■ **WHAT THE EXERCISE ASKS**
Find every line in the records below that contains the word "Volume", and copy each such line.

[Records from a data collection]
==============================

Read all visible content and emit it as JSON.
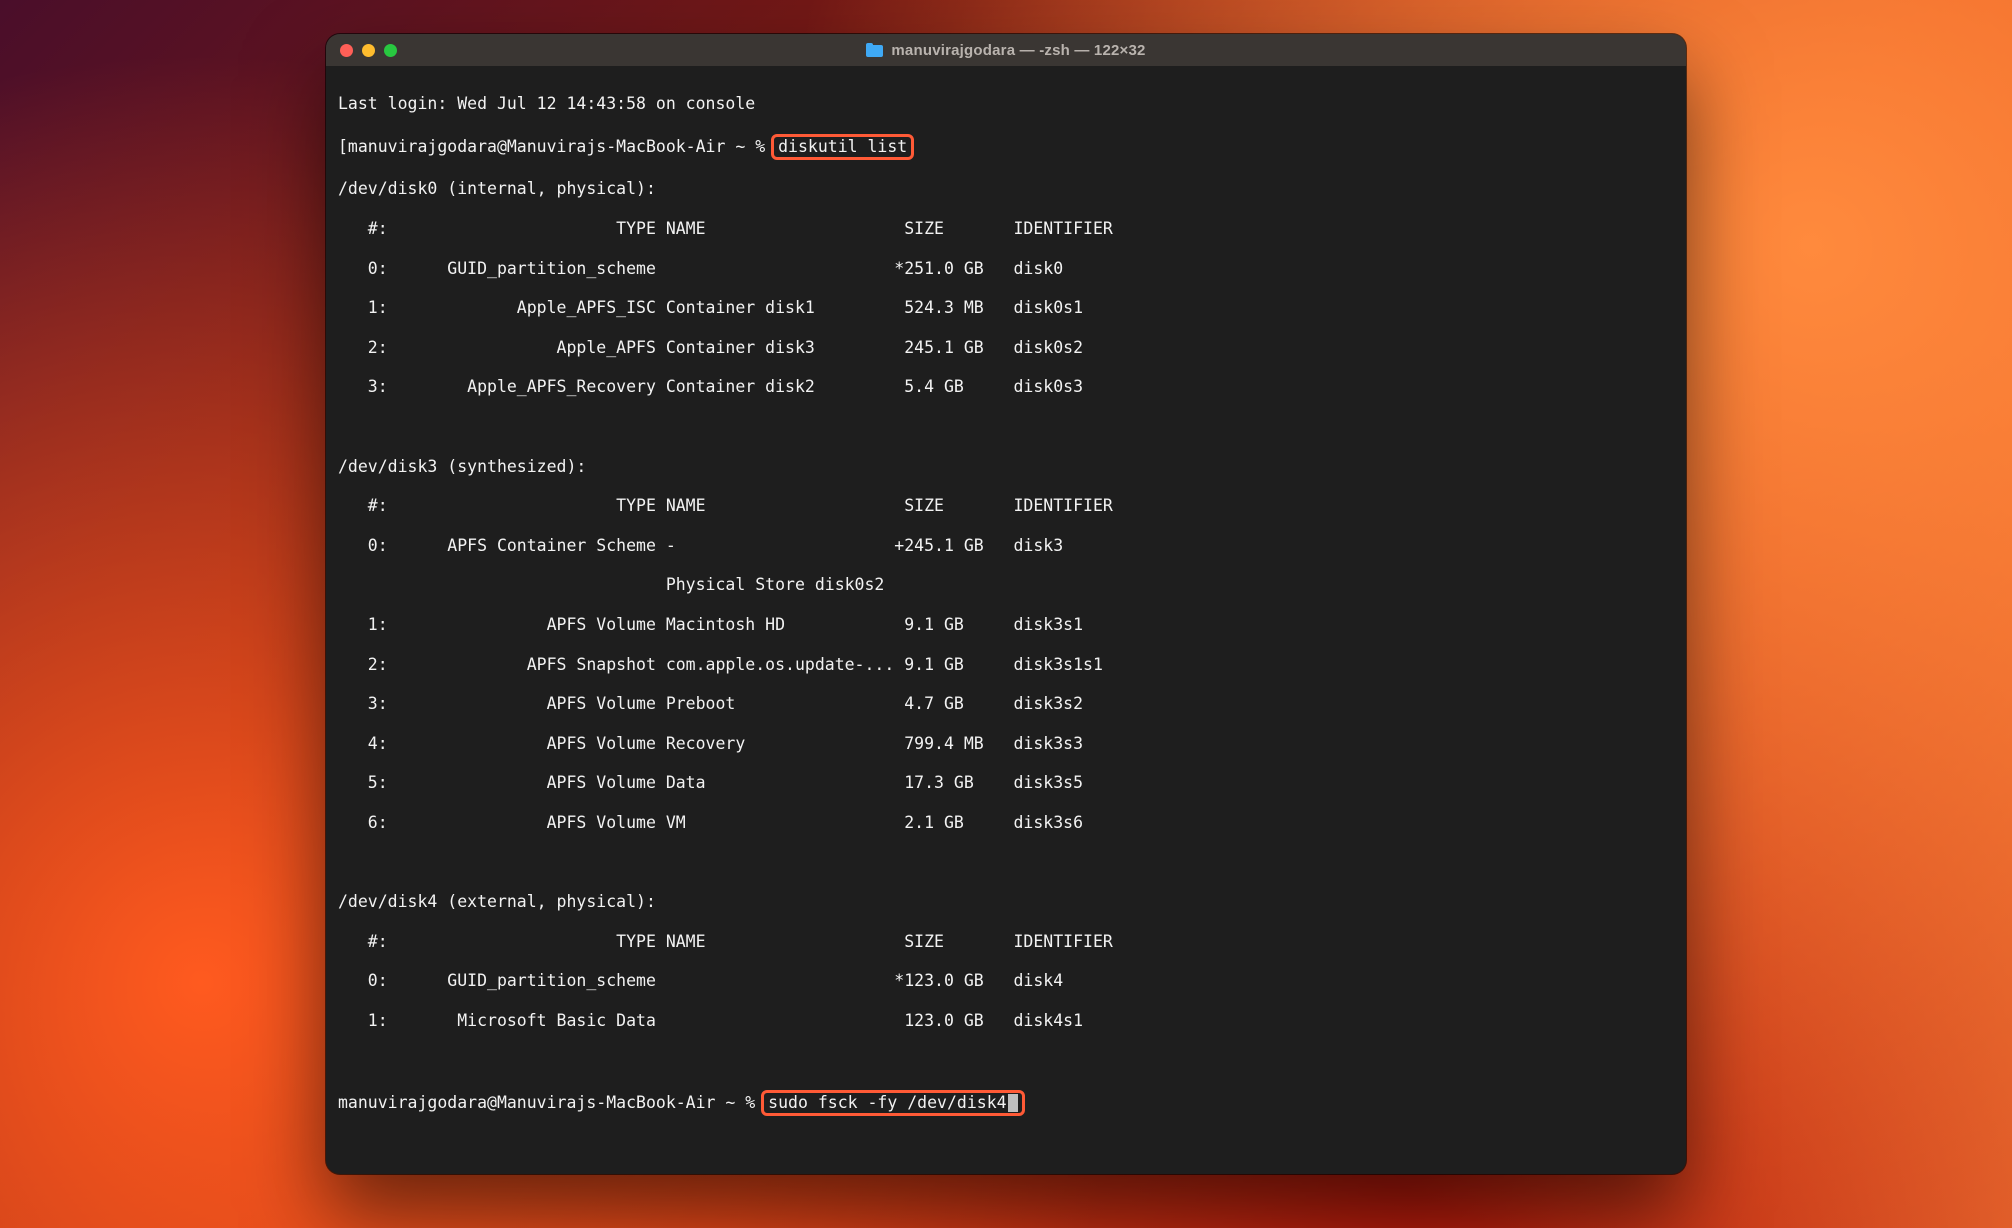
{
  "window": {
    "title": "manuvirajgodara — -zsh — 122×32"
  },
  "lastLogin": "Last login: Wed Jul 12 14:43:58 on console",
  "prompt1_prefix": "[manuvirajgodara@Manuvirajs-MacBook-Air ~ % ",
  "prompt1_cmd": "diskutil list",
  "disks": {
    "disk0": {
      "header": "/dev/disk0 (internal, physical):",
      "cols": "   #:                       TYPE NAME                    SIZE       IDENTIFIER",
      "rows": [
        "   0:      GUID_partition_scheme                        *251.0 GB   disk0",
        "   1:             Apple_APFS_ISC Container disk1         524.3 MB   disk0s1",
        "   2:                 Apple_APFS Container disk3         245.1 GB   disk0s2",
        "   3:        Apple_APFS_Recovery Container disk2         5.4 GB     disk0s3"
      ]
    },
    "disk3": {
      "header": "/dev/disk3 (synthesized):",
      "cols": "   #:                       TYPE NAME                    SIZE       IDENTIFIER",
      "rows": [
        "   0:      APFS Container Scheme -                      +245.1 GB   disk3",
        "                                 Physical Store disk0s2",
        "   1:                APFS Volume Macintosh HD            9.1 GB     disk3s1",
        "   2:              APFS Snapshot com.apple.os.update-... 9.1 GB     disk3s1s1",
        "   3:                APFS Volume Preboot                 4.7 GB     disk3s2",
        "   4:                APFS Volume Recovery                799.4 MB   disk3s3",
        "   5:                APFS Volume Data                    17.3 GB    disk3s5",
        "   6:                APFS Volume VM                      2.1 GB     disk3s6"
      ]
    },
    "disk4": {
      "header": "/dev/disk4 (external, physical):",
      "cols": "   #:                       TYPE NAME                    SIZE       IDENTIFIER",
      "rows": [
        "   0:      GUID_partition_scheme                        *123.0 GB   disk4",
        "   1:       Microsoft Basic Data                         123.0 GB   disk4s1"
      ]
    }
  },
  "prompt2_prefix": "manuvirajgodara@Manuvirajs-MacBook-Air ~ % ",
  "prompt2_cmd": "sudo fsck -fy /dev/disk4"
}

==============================

■ **RESPONSE TO THE TASK**
        "   1:                APFS Volume Macintosh HD            9.1 GB     disk3s1",
        "   3:                APFS Volume Preboot                 4.7 GB     disk3s2",
        "   4:                APFS Volume Recovery                799.4 MB   disk3s3",
        "   5:                APFS Volume Data                    17.3 GB    disk3s5",
        "   6:                APFS Volume VM                      2.1 GB     disk3s6"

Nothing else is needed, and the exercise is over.